MOBILE, Ala. (WALA) – More than one in 10 Mobile County residents called to jury duty for next week have sought and received permission to be excused, according to court officials.
Mobile County Presiding Circuit Judge Michael Youngpeter told FOX10 News that that is a higher-than-usual rate, although he added he cannot say how many cited COVID-19. He told FOX10 News last week that he anticipated that.
“We’re figuring that there will be a higher percentage of people that will, you know, have to be excused for health reasons or other reasons,” he said.
Court officials are drawing from a larger pool because of uncertainty over how the novel coronavirus pandemic might affect participation. Youngpeter said the summonses break down like this: 102 were postponed; 57 have been excused; 12 failed to meet the qualification requirements and 23 could not be delivered because of bad addresses.
The judge said 174 have logged into the new juror website run by the Alabama Administrative Office of Courts.
New juror questions include:
- “Have you recently tested positive for COVID-19?
- “Are you experiencing COVID-19 symptoms or otherwise sick?”
- “Have you been exposed to someone who has tested positive or who has symptoms?”
- “Are you caring for someone who is positive or experiencing symptoms?”
- “Are you afraid to be in a room with a large number of people?”
Those questions and the online screening system are part of a comprehensive plan to resume jury trials, which have been suspended since March because of the pandemic. Jurors will report to the Mobile Civic Center instead of Government Plaza in order to keep occupancy low in the courtrooms and hallways.
Once selected for a jury, jurors will hear the evidence form seats spread out in the gallery instead of in the jury box. Spectators will watch the proceedings on monitors in other courtrooms.
Mobile County District Attorney Ashley Rich has expressed concern that the pandemic might make it harder to find jurors – and make sure those jurors represent a cross-section of the community.
“If we can’t get juries down here to serve on jury duty, you know, the end result would be that judges will begin letting defendants out on bond, because they are entitled to a jury trial, and they are entitled to have a jury trial,” she told FOX10 News.

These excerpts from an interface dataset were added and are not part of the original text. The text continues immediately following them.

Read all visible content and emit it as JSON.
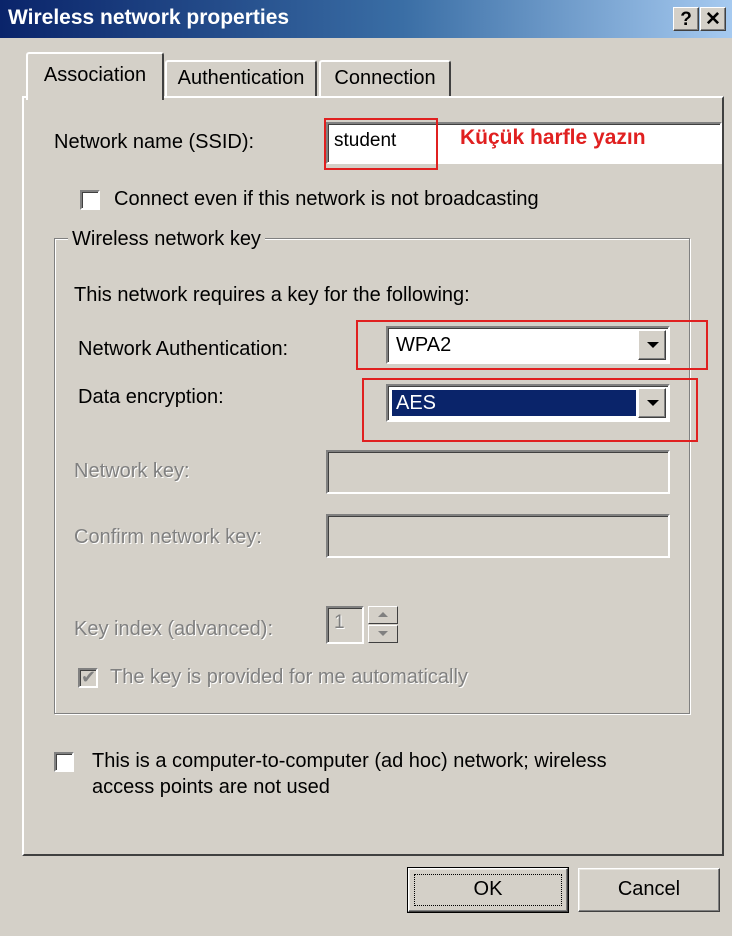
{
  "window": {
    "title": "Wireless network properties",
    "help_glyph": "?",
    "close_glyph": "✕"
  },
  "tabs": [
    {
      "label": "Association",
      "active": true
    },
    {
      "label": "Authentication",
      "active": false
    },
    {
      "label": "Connection",
      "active": false
    }
  ],
  "association": {
    "ssid_label": "Network name (SSID):",
    "ssid_value": "student",
    "annotation": "Küçük harfle yazın",
    "broadcast_label": "Connect even if this network is not broadcasting",
    "broadcast_checked": false
  },
  "key_group": {
    "title": "Wireless network key",
    "intro": "This network requires a key for the following:",
    "auth_label": "Network Authentication:",
    "auth_value": "WPA2",
    "encryption_label": "Data encryption:",
    "encryption_value": "AES",
    "network_key_label": "Network key:",
    "network_key_value": "",
    "confirm_key_label": "Confirm network key:",
    "confirm_key_value": "",
    "key_index_label": "Key index (advanced):",
    "key_index_value": "1",
    "auto_key_label": "The key is provided for me automatically",
    "auto_key_checked": true
  },
  "adhoc": {
    "label_line1": "This is a computer-to-computer (ad hoc) network; wireless",
    "label_line2": "access points are not used",
    "checked": false
  },
  "buttons": {
    "ok": "OK",
    "cancel": "Cancel"
  },
  "colors": {
    "dialog_face": "#d4d0c8",
    "titlebar_start": "#0a246a",
    "selection": "#0a246a",
    "annotation_red": "#e02020"
  }
}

Youngpeter is confident about Monday, at least. He said he will need about 45 people to get a jury for the criminal trial, plus another 18 for the grand jury. As for future weeks, when the number of trials escalates, it remains for be seen.